[2] Josephus was a Jewish historian who lived and wrote in the first century.

[3] Fred A. Malone, The Baptism of Disciples Alone (Founders Press, Cape Coral, Fl, 2007), p. 209.

[4] For example, consider Malone’s response to John Murray and Duane Spencer in the above book, pp. 211ff.

[5] Why was the word transliterated from Greek into English as “baptize” rather than “immerse”?  The translators of the English Bibles believed in the practice of sprinkling and to translate the word would conflict with their convictions, so they transliterated the word rather than translated it into English. 
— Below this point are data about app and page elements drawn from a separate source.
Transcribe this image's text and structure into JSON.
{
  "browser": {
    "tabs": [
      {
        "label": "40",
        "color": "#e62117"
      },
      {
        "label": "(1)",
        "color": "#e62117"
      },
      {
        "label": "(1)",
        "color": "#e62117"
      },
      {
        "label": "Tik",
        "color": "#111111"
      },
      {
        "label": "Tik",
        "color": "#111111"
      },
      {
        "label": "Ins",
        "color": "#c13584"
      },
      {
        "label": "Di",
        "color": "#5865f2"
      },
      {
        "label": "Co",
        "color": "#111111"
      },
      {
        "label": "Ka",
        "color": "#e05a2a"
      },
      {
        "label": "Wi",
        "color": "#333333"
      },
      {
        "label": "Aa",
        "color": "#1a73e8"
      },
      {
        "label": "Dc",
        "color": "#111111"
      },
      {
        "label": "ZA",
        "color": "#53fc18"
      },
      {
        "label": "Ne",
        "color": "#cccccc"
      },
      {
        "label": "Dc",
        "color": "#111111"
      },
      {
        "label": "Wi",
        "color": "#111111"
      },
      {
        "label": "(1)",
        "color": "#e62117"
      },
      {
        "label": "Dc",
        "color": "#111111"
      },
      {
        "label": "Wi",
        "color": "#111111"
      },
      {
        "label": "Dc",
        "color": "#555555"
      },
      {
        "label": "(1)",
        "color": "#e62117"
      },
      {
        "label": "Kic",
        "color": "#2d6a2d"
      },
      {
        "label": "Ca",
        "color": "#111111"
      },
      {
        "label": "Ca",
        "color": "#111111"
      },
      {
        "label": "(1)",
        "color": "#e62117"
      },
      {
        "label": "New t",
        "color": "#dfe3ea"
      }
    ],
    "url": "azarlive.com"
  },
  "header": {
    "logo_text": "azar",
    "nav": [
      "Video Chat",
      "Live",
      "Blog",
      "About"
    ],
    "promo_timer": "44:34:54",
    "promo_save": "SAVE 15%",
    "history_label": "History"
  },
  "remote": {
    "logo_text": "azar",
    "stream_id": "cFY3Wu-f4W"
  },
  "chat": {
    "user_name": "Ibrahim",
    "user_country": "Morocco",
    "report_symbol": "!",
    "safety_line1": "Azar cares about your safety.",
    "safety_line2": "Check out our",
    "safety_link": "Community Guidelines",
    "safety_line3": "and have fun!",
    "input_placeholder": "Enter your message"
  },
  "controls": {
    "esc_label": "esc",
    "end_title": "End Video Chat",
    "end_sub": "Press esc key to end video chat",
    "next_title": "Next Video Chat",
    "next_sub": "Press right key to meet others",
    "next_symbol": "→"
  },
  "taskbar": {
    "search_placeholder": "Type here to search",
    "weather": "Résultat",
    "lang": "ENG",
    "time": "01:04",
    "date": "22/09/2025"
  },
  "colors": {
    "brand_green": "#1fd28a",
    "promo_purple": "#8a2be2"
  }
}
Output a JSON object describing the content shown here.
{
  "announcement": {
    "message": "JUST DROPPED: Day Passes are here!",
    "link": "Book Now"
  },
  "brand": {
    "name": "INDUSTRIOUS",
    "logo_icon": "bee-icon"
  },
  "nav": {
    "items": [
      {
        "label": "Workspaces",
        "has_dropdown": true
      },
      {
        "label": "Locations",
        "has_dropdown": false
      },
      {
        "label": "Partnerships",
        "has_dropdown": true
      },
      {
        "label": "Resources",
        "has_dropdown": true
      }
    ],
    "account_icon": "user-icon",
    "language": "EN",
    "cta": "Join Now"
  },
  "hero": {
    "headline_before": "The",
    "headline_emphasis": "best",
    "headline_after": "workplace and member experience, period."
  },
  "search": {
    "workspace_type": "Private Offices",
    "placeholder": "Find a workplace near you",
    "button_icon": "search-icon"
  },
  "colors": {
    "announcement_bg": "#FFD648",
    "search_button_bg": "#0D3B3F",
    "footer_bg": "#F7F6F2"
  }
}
[6] Warfield went on to justify the practice, nevertheless.  The quote continued reads, “But the lack of this express warrant is something far short of forbidding the rite; and if the continuity of the church through all ages can be made good, the warrant for infant baptism is not to be sought in the New Testament, but in the Old Testament where the church was instituted and nothing short of an actual forbidding of it in the New Testament would warrant our omitting it now.”

[7] John Quincy Adams (named after the president), Baptists, Thorough Reformers (Backus Books, 1980, orig. 1876), pp. 162-165.

[8] Ibid., p. 162.